-- Work to be completed --
For every line in the records that has the word "TypeError", make a copy.

Collected data:

★ ★ ★

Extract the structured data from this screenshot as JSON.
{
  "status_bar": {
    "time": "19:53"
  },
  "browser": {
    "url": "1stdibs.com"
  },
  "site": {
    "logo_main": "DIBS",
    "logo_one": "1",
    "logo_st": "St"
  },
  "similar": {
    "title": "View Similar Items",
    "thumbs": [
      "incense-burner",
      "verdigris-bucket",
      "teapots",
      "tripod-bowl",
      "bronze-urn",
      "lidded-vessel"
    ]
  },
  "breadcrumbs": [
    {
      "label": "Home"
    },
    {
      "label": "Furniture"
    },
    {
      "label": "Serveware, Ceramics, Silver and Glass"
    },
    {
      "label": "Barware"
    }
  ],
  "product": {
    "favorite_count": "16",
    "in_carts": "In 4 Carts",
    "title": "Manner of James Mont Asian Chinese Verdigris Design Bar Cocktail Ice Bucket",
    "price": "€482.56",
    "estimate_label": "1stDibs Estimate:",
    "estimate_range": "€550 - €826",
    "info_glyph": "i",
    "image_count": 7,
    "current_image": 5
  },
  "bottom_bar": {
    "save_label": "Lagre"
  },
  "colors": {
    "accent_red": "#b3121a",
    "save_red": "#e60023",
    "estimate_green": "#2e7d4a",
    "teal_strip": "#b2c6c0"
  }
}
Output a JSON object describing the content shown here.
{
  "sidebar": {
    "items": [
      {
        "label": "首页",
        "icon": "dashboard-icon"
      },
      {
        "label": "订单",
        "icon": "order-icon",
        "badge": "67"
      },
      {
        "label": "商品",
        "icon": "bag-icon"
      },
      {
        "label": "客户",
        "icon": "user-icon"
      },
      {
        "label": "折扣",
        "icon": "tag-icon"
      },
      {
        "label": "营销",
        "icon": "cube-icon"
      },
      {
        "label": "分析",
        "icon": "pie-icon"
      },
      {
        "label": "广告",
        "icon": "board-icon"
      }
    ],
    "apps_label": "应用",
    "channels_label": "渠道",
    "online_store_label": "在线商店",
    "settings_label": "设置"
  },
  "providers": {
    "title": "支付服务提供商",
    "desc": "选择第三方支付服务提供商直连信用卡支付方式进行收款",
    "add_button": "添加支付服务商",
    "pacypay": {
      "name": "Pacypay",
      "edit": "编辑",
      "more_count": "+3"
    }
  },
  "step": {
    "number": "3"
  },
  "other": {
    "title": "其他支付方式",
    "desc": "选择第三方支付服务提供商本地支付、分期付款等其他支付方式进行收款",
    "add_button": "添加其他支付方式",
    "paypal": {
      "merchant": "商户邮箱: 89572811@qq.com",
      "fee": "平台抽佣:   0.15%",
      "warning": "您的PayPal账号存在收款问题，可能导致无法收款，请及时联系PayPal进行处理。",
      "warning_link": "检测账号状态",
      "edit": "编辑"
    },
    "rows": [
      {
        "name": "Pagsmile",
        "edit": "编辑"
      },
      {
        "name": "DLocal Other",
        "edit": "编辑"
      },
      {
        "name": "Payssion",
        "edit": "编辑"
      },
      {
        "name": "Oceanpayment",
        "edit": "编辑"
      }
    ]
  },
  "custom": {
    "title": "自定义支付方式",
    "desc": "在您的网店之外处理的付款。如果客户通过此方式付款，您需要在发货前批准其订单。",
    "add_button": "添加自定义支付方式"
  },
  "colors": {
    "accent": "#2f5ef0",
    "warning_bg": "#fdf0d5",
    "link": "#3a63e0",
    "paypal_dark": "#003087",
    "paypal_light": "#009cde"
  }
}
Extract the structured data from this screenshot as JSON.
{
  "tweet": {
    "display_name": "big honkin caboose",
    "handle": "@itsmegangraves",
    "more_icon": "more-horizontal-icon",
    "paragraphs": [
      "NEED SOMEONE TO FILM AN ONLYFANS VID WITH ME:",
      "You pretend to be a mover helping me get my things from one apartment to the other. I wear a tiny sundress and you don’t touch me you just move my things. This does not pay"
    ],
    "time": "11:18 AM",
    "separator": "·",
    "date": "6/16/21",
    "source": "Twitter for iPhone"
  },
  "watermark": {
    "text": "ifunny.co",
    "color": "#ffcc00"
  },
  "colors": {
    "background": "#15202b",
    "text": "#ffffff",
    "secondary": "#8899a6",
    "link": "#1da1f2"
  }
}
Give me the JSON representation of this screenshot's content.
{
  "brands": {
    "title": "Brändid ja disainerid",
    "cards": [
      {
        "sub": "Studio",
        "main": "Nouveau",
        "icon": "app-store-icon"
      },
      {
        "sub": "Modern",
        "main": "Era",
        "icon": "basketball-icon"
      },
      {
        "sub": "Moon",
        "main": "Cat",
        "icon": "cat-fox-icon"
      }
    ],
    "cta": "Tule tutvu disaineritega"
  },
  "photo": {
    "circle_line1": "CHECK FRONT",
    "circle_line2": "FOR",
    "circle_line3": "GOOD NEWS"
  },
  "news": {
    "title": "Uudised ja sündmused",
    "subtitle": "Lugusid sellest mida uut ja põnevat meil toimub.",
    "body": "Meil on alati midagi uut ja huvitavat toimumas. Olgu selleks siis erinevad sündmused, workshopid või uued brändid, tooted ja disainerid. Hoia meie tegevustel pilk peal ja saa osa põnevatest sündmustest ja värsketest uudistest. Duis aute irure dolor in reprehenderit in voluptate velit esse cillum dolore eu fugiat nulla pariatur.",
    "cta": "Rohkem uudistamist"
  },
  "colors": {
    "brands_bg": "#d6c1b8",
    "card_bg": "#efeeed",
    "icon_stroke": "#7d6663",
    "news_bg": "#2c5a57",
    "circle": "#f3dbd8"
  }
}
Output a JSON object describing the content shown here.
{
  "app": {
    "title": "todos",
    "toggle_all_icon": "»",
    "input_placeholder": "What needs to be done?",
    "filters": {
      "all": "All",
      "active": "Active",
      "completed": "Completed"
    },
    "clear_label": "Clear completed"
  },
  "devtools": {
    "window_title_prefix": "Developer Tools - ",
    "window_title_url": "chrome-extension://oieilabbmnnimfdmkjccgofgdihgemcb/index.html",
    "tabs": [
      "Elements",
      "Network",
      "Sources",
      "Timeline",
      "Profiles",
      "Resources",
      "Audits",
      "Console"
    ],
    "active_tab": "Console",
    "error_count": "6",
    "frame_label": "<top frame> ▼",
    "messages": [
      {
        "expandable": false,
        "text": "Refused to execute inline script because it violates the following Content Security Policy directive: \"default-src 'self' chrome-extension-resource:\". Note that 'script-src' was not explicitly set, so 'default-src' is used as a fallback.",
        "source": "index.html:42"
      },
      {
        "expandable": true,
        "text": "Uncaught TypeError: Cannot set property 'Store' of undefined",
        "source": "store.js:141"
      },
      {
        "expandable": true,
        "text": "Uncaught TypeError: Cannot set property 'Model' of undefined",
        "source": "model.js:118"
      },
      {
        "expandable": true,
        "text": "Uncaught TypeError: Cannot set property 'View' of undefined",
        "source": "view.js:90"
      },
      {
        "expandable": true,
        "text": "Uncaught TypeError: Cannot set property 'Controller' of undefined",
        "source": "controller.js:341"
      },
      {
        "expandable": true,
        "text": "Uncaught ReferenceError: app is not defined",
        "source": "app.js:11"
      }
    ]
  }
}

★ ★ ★

-- Exercise response --
        "text": "Uncaught TypeError: Cannot set property 'Store' of undefined",
        "text": "Uncaught TypeError: Cannot set property 'Model' of undefined",
        "text": "Uncaught TypeError: Cannot set property 'View' of undefined",
        "text": "Uncaught TypeError: Cannot set property 'Controller' of undefined",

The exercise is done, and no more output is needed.